EDITOR: On 17 November 2010, Wizard Clear Advantage MasterCard was relaunched with a new look and a new name, 28 Degrees MasterCard because GE Money sold the Wizard Home Loans business in 2009 and that meant the card had to be renamed.
You’ll still enjoy no international transaction fees and no annual fee on your 28 Degrees MasterCard, as you have been on your Wizard Clear Advantage.
Even better there are enhanced security and additional features which make your new 28 Degrees MasterCard even safer and more convenient than the old Wizard Clear Advantage Credit card eg: Contactless transaction technology with MasterCard PayPass™ and an embedded CHIP on the card which makes it more secure.
28 Degrees Mastercard Will Save You Lots of Money When Travelling
After doing some research I chose the 28 Degrees MasterCard because it has these 8 key benefits:
- No ATM fees when used overseas
- No currency conversion fees when used to buy products/services overseas eg: when on holiday
- No fees for cash advances
- Generally the best exchange rate available for purchases & cash advances which is also useful when buying goods and services online.
- Frequently recommended by members of Frequent Flyer forums
- Up to 55 days interest free
- No annual fee
- It’s a MasterCard so it should work in ATM’s and in shops all around the world.
The trick is to load enough money onto your 28 Degrees Creditcard with BPAY before your trip. Then during your trip you can:
- Withdraw money from ATM’s using the “Cash advance” feature with the 28 Degrees Creditcard
- Make 28 Degrees Creditcard transactions as normal in shops and online
Because you’ve already put money onto the 28 Degrees creditcard so it has a +positive balance you’re using your own money for purchases/ATM withdrawals and therefore you won’t get charged any interest by Wizard.
- The daily limit for cash withdrawals is about $1000AUD, or the foreign exchange equivalent.
- The limit for cash withdrawal during a billing cycle is the credit limit. For example, if your credit limit is $3,000, and you put another $5,000 in, you can make purchases for $8,000, however for cash advances you can still only withdraw $3,000 cash from ATM’s during that billing cycle.
- Because of the new ATM fees/rules in Australia from 2009 they have done a deal with Westpac so you can withdraw money in Australia using your 28 Degrees creditcard for no ATM fee if you use a Westpac ATM
Bank Cards and Travellers Cheques are Expensive Overseas
In the past when backpacking in Australia and overseas or travelling for business I’d always used my bank savings/debit card or travellers cheques.
But these have problems:

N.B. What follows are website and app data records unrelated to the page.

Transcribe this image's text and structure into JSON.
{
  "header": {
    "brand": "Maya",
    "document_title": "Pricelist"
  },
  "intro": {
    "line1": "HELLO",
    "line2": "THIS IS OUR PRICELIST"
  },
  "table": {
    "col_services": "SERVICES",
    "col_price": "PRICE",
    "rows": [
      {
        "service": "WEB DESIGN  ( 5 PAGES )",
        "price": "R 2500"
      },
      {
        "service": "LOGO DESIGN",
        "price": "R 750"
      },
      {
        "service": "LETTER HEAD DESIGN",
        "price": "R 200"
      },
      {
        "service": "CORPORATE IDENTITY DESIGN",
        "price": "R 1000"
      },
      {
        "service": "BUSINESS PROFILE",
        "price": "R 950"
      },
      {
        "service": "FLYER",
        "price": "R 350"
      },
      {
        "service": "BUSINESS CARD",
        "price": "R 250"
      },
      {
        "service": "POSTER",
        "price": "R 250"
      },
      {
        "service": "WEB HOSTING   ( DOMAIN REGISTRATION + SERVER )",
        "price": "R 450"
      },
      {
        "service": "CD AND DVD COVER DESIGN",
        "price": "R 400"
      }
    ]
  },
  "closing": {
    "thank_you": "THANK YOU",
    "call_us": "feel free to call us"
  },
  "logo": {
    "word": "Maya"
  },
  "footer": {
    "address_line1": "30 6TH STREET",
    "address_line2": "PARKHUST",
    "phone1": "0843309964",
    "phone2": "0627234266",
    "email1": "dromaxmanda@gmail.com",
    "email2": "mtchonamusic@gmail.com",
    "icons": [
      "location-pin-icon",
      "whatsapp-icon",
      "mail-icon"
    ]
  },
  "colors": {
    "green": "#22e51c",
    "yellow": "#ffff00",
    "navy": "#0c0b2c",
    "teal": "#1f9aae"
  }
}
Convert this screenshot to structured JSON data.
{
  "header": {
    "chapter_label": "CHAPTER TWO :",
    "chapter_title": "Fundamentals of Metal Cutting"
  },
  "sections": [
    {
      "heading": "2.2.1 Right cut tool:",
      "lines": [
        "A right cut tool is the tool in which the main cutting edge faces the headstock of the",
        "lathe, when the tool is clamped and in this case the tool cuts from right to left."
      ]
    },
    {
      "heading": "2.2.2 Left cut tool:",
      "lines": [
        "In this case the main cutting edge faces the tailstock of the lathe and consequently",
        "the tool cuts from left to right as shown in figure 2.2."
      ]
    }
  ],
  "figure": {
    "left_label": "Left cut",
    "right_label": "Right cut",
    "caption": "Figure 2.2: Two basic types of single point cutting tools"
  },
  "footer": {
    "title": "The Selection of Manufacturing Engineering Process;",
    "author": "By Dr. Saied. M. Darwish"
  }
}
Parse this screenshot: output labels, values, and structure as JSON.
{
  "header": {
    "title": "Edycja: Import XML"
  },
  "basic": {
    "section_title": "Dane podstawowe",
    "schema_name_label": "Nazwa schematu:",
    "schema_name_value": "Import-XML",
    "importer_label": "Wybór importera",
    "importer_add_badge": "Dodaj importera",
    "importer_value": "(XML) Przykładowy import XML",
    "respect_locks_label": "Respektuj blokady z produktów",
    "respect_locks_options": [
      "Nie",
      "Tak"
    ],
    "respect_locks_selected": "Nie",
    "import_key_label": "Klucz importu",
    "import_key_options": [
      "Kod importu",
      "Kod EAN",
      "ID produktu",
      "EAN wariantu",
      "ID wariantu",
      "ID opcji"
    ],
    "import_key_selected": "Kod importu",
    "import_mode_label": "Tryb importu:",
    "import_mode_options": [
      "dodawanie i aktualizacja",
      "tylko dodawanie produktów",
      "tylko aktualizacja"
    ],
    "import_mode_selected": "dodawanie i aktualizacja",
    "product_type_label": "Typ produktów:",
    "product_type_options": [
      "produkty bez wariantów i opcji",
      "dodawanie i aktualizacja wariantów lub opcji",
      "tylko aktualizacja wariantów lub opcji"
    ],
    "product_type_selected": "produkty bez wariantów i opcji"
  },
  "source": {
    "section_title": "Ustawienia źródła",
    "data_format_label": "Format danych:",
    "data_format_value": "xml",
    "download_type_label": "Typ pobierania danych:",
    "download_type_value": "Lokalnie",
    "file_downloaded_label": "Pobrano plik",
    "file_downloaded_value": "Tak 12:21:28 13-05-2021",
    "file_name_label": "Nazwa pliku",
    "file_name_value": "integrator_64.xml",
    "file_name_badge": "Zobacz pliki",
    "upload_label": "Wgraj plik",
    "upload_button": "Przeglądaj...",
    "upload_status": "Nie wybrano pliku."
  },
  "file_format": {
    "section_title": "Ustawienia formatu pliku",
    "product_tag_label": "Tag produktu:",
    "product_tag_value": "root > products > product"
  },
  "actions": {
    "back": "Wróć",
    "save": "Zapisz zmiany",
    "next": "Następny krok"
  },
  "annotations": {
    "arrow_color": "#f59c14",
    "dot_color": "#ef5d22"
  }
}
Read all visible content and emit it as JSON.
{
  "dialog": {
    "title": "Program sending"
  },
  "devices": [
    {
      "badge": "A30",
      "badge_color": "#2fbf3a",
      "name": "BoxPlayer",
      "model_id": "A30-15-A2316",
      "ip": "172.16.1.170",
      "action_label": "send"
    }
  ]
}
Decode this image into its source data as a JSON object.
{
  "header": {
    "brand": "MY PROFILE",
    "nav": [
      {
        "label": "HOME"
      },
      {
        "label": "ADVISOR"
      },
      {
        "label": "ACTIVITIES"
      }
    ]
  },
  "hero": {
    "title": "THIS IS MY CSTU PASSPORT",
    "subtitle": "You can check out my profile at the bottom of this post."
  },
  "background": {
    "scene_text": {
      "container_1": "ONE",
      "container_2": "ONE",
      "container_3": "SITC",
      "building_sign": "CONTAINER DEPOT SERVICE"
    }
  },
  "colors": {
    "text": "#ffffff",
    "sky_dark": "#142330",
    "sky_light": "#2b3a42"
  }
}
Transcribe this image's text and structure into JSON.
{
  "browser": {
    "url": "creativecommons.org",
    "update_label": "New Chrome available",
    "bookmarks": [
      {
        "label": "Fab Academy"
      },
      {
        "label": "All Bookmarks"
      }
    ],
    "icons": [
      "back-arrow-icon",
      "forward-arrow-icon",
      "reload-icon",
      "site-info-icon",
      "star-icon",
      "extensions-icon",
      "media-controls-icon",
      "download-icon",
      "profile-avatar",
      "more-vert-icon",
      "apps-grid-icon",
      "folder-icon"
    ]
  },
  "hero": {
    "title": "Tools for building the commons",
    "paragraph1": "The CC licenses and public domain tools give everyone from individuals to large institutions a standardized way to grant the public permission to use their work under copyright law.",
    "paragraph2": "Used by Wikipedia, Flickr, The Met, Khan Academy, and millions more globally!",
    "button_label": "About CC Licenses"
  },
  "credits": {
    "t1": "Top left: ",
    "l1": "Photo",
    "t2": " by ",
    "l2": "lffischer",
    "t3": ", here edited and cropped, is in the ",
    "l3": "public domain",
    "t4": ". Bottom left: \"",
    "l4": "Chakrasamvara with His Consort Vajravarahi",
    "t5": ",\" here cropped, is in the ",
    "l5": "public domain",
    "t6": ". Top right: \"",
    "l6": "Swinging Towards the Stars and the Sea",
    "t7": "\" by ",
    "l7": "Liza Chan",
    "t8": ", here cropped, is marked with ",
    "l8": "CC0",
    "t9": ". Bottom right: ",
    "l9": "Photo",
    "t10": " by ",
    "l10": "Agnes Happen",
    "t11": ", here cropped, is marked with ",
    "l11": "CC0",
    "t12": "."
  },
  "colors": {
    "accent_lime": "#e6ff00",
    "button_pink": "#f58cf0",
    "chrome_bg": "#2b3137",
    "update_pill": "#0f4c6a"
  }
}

- Using Bank savings/debit card – Making a small number of large withdrawals saved me bank fees but I didn’t feel safe withdrawing and carrying a lot of cash). Also Bank savings/debit cards tend to charge a flat fee eg: $5 to use ATM’s overseas as well as a currency conversion fees eg: 2%. So withdrawing $100 from an ATM overseas could cost $107 in total.
- Travellers Cheques used to be really popular but people find using cash or plastic (debit/credit cards) is easier. Also using travellers cheques always involved lots of fees and charges,: low commissions, poor exchange rates + they are weren’t accepted in some shops
Beware of Prepaid travel money cards
Examples are Visa TravelMoney, MasterCard Traveller’s Cash cards and and the Travelex Cash Passport card. The idea is you load the card with money before the trip, and then use it for overseas ATM withdrawals and purchases.
These cards are a bit like plastic travellers cheques, with security features such as 24-hour support if they’re lost or stolen. A free second card is often provided.
I would suggest keeping one of these cards for emergencies with perhaps $1000 on it, but not to use them for everyday expenses when travelling overseas because these benefits come with big costs:
- Cost to load money on to the card (appx 1%)
- ATM withdrawal fee (appx $4)
- Currency conversion fee anywhere (around 2% for most banks upto almost 6% for the Travelex Cash Passport!)
Currency Conversion In Shop Can Be Costly
Retailers worldwide are increasingly offering customers the ability to transact in their home currency, using their credit card. For example, you might be in an electronics shop in Signapore and they’ll offer to charge your credit card in Australian dollars. This can be really expensive because:
- The shop keeper’s currency conversion exchange rate is often poor
- You’ll still be charged MasterCard and Visa ‘overseas transaction fees’
- As well as your own banks foreign transaction fee